Like many others in Minneapolis and throughout the country, I find myself horribly angry, mournful, and utterly hopeless after the murder of George Floyd. I can’t stop replaying George’s story over and over in my mind and I can’t stop thinking that the outcome would have been different if George had been a white man.
My feelings and emotions do not get to take center stage in this story; I will never know the pain the black community has endured or what it feels like to be beaten down and repressed by a system we’ve built over generations. A system that we, as a society, have allowed to fail our fellow humans. I have struggled all week with what to say without coming off as a virtue signaling white man. You can’t contribute to change by posting an Instagram story or a tweet. The privilege I am afforded by the color of my skin could allow me to believe I do not need to participate in this conversation. No longer can I remain silent when black people and people of color are being murdered and facing indelible oppression every single day.
Ten percent of the Minneapolis police force and only 5 percent of non-Hispanic white police officers live in the community they serve. The greatest concentration of officers living outside of Minneapolis lived, on average, 30 miles from the city center. When you don’t see the people you police as neighbors with shared hopes and goals and dreams, you see them as threats and strangers. You see them as “other”. Living in a homogenous outer ring suburb and commuting into a foreign place to work when your work is to protect and serve simply doesn’t work.
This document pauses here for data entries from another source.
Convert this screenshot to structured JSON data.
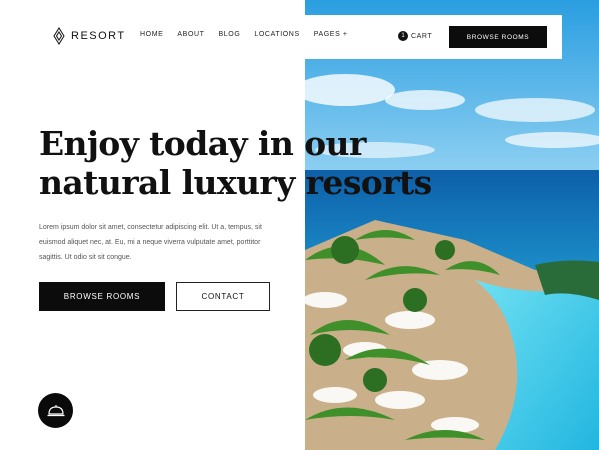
{
  "brand": {
    "name": "RESORT",
    "icon": "logo-diamond-icon"
  },
  "nav": {
    "links": [
      "HOME",
      "ABOUT",
      "BLOG",
      "LOCATIONS",
      "PAGES +"
    ],
    "cart_count": "1",
    "cart_label": "CART",
    "cta_label": "BROWSE ROOMS"
  },
  "hero": {
    "headline_line1": "Enjoy today in our",
    "headline_line2": "natural luxury resorts",
    "body": "Lorem ipsum dolor sit amet, consectetur adipiscing elit. Ut a, tempus, sit euismod aliquet nec, at. Eu, mi a neque viverra vulputate amet, porttitor sagittis. Ut odio sit sit congue.",
    "primary_button": "BROWSE ROOMS",
    "secondary_button": "CONTACT",
    "image": "resort-aerial-pool-palms"
  },
  "floating": {
    "icon": "concierge-bell-icon"
  },
  "colors": {
    "dark": "#0c0c0c",
    "sea": "#1f8fc4",
    "pool": "#3fc4e6"
  }
}
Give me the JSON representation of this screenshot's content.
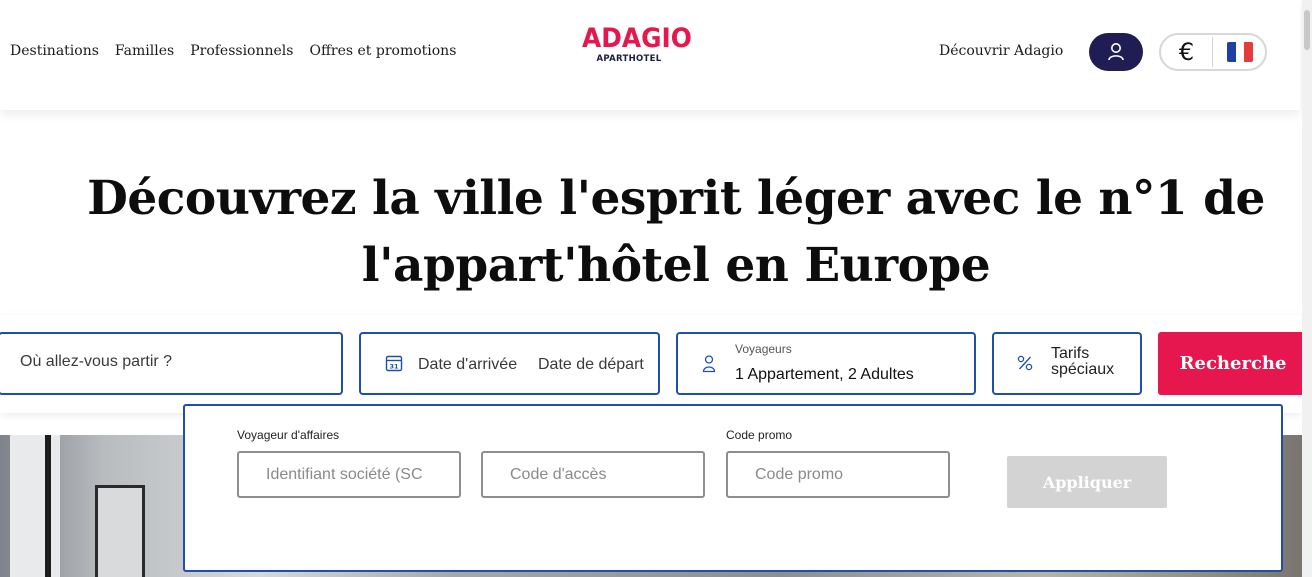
{
  "header": {
    "nav": [
      "Destinations",
      "Familles",
      "Professionnels",
      "Offres et promotions"
    ],
    "logo_main": "ADAGIO",
    "logo_sub": "APARTHOTEL",
    "discover": "Découvrir Adagio",
    "currency": "€",
    "flag_colors": [
      "#1f3fa8",
      "#ffffff",
      "#e53b3b"
    ],
    "brand_color": "#e5174e",
    "dark_color": "#1f1d54"
  },
  "hero": {
    "title_line1": "Découvrez la ville l'esprit léger avec le n°1 de",
    "title_line2": "l'appart'hôtel en Europe"
  },
  "search": {
    "where_placeholder": "Où allez-vous partir ?",
    "checkin": "Date d'arrivée",
    "checkout": "Date de départ",
    "guests_label": "Voyageurs",
    "guests_value": "1 Appartement, 2 Adultes",
    "rates_line1": "Tarifs",
    "rates_line2": "spéciaux",
    "button": "Recherche",
    "accent": "#1f4fa8"
  },
  "promo": {
    "business_label": "Voyageur d'affaires",
    "company_placeholder": "Identifiant société (SC",
    "access_placeholder": "Code d'accès",
    "promo_label": "Code promo",
    "promo_placeholder": "Code promo",
    "apply_button": "Appliquer"
  }
}
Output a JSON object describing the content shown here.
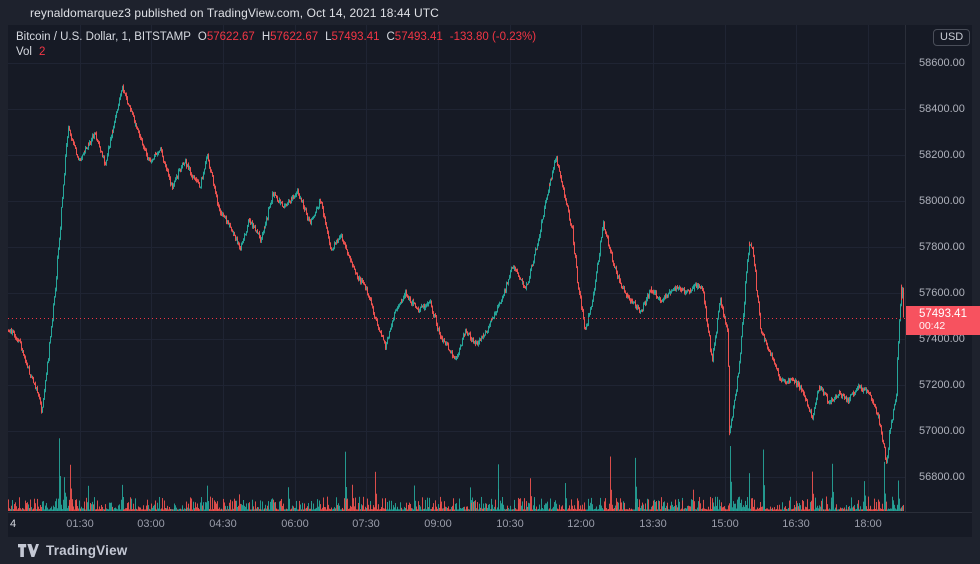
{
  "frame": {
    "top_bar_text": "reynaldomarquez3 published on TradingView.com, Oct 14, 2021 18:44 UTC",
    "bottom_logo_text": "TradingView"
  },
  "legend": {
    "title": "Bitcoin / U.S. Dollar, 1, BITSTAMP",
    "ohlc": [
      {
        "label": "O",
        "value": "57622.67"
      },
      {
        "label": "H",
        "value": "57622.67"
      },
      {
        "label": "L",
        "value": "57493.41"
      },
      {
        "label": "C",
        "value": "57493.41"
      }
    ],
    "change": "-133.80 (-0.23%)",
    "vol_label": "Vol",
    "vol_value": "2"
  },
  "axes": {
    "currency_badge": "USD",
    "price_ticks": [
      "58600.00",
      "58400.00",
      "58200.00",
      "58000.00",
      "57800.00",
      "57600.00",
      "57400.00",
      "57200.00",
      "57000.00",
      "56800.00"
    ],
    "time_ticks": [
      {
        "label": "4",
        "minute": 0,
        "major": true
      },
      {
        "label": "01:30",
        "minute": 90
      },
      {
        "label": "03:00",
        "minute": 180
      },
      {
        "label": "04:30",
        "minute": 270
      },
      {
        "label": "06:00",
        "minute": 360
      },
      {
        "label": "07:30",
        "minute": 450
      },
      {
        "label": "09:00",
        "minute": 540
      },
      {
        "label": "10:30",
        "minute": 630
      },
      {
        "label": "12:00",
        "minute": 720
      },
      {
        "label": "13:30",
        "minute": 810
      },
      {
        "label": "15:00",
        "minute": 900
      },
      {
        "label": "16:30",
        "minute": 990
      },
      {
        "label": "18:00",
        "minute": 1080
      }
    ]
  },
  "price_label": {
    "price": "57493.41",
    "countdown": "00:42"
  },
  "chart_data": {
    "type": "candlestick",
    "title": "Bitcoin / U.S. Dollar",
    "symbol": "BTCUSD",
    "exchange": "BITSTAMP",
    "interval_minutes": 1,
    "date": "Oct 14, 2021",
    "session_minutes": 1124,
    "current_bar": {
      "open": 57622.67,
      "high": 57622.67,
      "low": 57493.41,
      "close": 57493.41,
      "change": -133.8,
      "change_pct": -0.23,
      "volume": 2
    },
    "last_price": 57493.41,
    "y_axis": {
      "tick_max": 58600,
      "tick_min": 56800,
      "tick_step": 200
    },
    "day_high": 58520,
    "day_low": 56830,
    "price_path_anchors": [
      [
        0,
        57440
      ],
      [
        15,
        57370
      ],
      [
        38,
        57135
      ],
      [
        42,
        57060
      ],
      [
        59,
        57610
      ],
      [
        75,
        58330
      ],
      [
        90,
        58180
      ],
      [
        109,
        58310
      ],
      [
        122,
        58160
      ],
      [
        143,
        58500
      ],
      [
        160,
        58310
      ],
      [
        178,
        58160
      ],
      [
        191,
        58220
      ],
      [
        206,
        58070
      ],
      [
        222,
        58180
      ],
      [
        241,
        58070
      ],
      [
        250,
        58200
      ],
      [
        266,
        57960
      ],
      [
        291,
        57790
      ],
      [
        302,
        57895
      ],
      [
        317,
        57830
      ],
      [
        332,
        58025
      ],
      [
        345,
        57980
      ],
      [
        363,
        58050
      ],
      [
        379,
        57915
      ],
      [
        392,
        58005
      ],
      [
        405,
        57790
      ],
      [
        417,
        57850
      ],
      [
        432,
        57700
      ],
      [
        449,
        57615
      ],
      [
        461,
        57485
      ],
      [
        474,
        57375
      ],
      [
        486,
        57525
      ],
      [
        499,
        57615
      ],
      [
        515,
        57525
      ],
      [
        530,
        57570
      ],
      [
        543,
        57395
      ],
      [
        562,
        57310
      ],
      [
        574,
        57415
      ],
      [
        587,
        57375
      ],
      [
        602,
        57440
      ],
      [
        618,
        57570
      ],
      [
        633,
        57720
      ],
      [
        650,
        57635
      ],
      [
        666,
        57830
      ],
      [
        678,
        58050
      ],
      [
        688,
        58185
      ],
      [
        700,
        57980
      ],
      [
        708,
        57875
      ],
      [
        716,
        57615
      ],
      [
        725,
        57425
      ],
      [
        734,
        57570
      ],
      [
        747,
        57910
      ],
      [
        759,
        57745
      ],
      [
        769,
        57655
      ],
      [
        781,
        57570
      ],
      [
        794,
        57525
      ],
      [
        807,
        57615
      ],
      [
        819,
        57550
      ],
      [
        834,
        57615
      ],
      [
        851,
        57590
      ],
      [
        863,
        57635
      ],
      [
        872,
        57615
      ],
      [
        884,
        57310
      ],
      [
        894,
        57590
      ],
      [
        903,
        57440
      ],
      [
        906,
        57000
      ],
      [
        917,
        57265
      ],
      [
        930,
        57820
      ],
      [
        935,
        57790
      ],
      [
        945,
        57440
      ],
      [
        957,
        57330
      ],
      [
        970,
        57200
      ],
      [
        983,
        57220
      ],
      [
        995,
        57180
      ],
      [
        1010,
        57070
      ],
      [
        1018,
        57200
      ],
      [
        1030,
        57135
      ],
      [
        1043,
        57180
      ],
      [
        1055,
        57135
      ],
      [
        1068,
        57200
      ],
      [
        1081,
        57155
      ],
      [
        1093,
        57050
      ],
      [
        1103,
        56860
      ],
      [
        1108,
        57005
      ],
      [
        1115,
        57135
      ],
      [
        1121,
        57620
      ],
      [
        1124,
        57493.41
      ]
    ],
    "volume_spikes": [
      [
        64,
        78,
        1
      ],
      [
        70,
        36,
        1
      ],
      [
        78,
        52,
        -1
      ],
      [
        100,
        22,
        1
      ],
      [
        143,
        28,
        1
      ],
      [
        250,
        24,
        1
      ],
      [
        290,
        18,
        -1
      ],
      [
        352,
        26,
        1
      ],
      [
        423,
        60,
        1
      ],
      [
        432,
        26,
        -1
      ],
      [
        461,
        38,
        -1
      ],
      [
        510,
        26,
        1
      ],
      [
        580,
        22,
        1
      ],
      [
        615,
        48,
        1
      ],
      [
        656,
        30,
        -1
      ],
      [
        700,
        28,
        1
      ],
      [
        756,
        52,
        -1
      ],
      [
        788,
        55,
        1
      ],
      [
        860,
        22,
        -1
      ],
      [
        907,
        70,
        1
      ],
      [
        930,
        42,
        1
      ],
      [
        948,
        55,
        1
      ],
      [
        1010,
        36,
        -1
      ],
      [
        1035,
        46,
        1
      ],
      [
        1075,
        32,
        1
      ],
      [
        1100,
        45,
        1
      ],
      [
        1118,
        28,
        1
      ]
    ],
    "colors": {
      "up": "#26a69a",
      "down": "#ef5350",
      "price_line": "#f23645",
      "label_bg": "#f7525f",
      "grid": "#1f2433",
      "background": "#161a25",
      "frame": "#1e222d"
    },
    "grid": true,
    "legend_position": "top-left"
  }
}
The national average of residency amongst police forces is 40 percent; the residency of MPD officers is an uncomfortable outlier in national data. “Residency is a good way to achieve that sense of neighborliness and mutual community commitment. Even if officers live in city neighborhoods unlike those in which they work, they’re still more likely to encounter these areas off-duty — in normal, peaceful contexts like trying a new restaurant or visiting a park — than they are living 30 or 60 miles out of town.” It begs the question; does the Minneapolis Police Department truly understand the community they serve? It would appear not. In the last 12 months, only 21.6 percent of Minneapolis Police Department stops involved white people, despite white people accounting for 63.8 percent of the Minneapolis population. 51.2 percent of stops involved people of color, with 41.6 percent of all stops involving black people, who represent only 18.6 percent of the Minneapolis population. These anomalies are not coincidental, nor should we allow them to be easily explained. It is racial profiling. It is racism and it is driven by fear and misunderstanding and hate. It is critical that our governing officials ask hard questions about the driving forces behind this disturbing data. It is time for our governing officials to question the motivations and the inaction of the decision makers and leadership of the Minneapolis Police Department and the Police Officers Federation of Minneapolis. It is time to investigate and critically analyze Bob Kroll’s influence. How can a man who has been accused of calling a black congresswoman who is Muslim a “terrorist” and accused of wearing a motorcycle jacket with a badge that said “white power” be in a position of leadership and an arbiter of the relationship between the Minneapolis police department and our community? It is an arduous task to have difficult conversations about representation and equality in policing our community when the leader of the police union possesses such wildly imperceptive opinions on the subject. Only 1 percent of complaints against police officers in Minneapolis that have been adjudicated since 2012 have resulted in disciplinary action. Why? These issues are not new; they have long existed in Minneapolis and it is utterly inexcusable that little progress has been made to balance the scale towards equality in the standard of living in a city that’s far more segregated than it would like to believe.
Today’s issues are not “black issues” or “white issues” – they are human rights issues. Silence is complicity.
It’s critical to address our white privilege and take part in uncomfortable conversations with those around us. If we are not willing to address our white privilege and be a part of the conversation, we remain complicit. Apathy is bull**** and empathy without action is meaningless.
I’m sharing some of the actions I have taken to encourage others to do the same. I have donated to the Minnesota Freedom Fund, the Equal Justice Initiative, and Reclaim the Block. If you are able, please consider donating as well. These organizations are doing critical work in our community and need our support, especially now. For the last two years I have also been working on addressing my white privilege; reading articles, listening to podcasts, reading books, and engaging in conversations on these topics. Most importantly, listen. Listen to the thoughts, feelings and opinions of the black community and empathize and seek to understand. Below are a few of the books I found helpful in understanding my privilege, systemic and institutional racism, and the plight of the black community in America.
Homegoing by Yaa Gyasi
White Fragility by Robin DiAngelo
The New Jim Crow by Michelle Alexander
Washington Black by Esi Edugyan
Born a Crime by Trevor Noah
I cannot quit thinking - how many times have we been here and how many more times do we have to be here before we, as a society, demonstrate that we care? Change won’t happen overnight. But our society cannot wait a moment longer when our brothers and sisters are being killed.
Belle Plaine High School, Class of 2008
University of St. Thomas, Class of 2012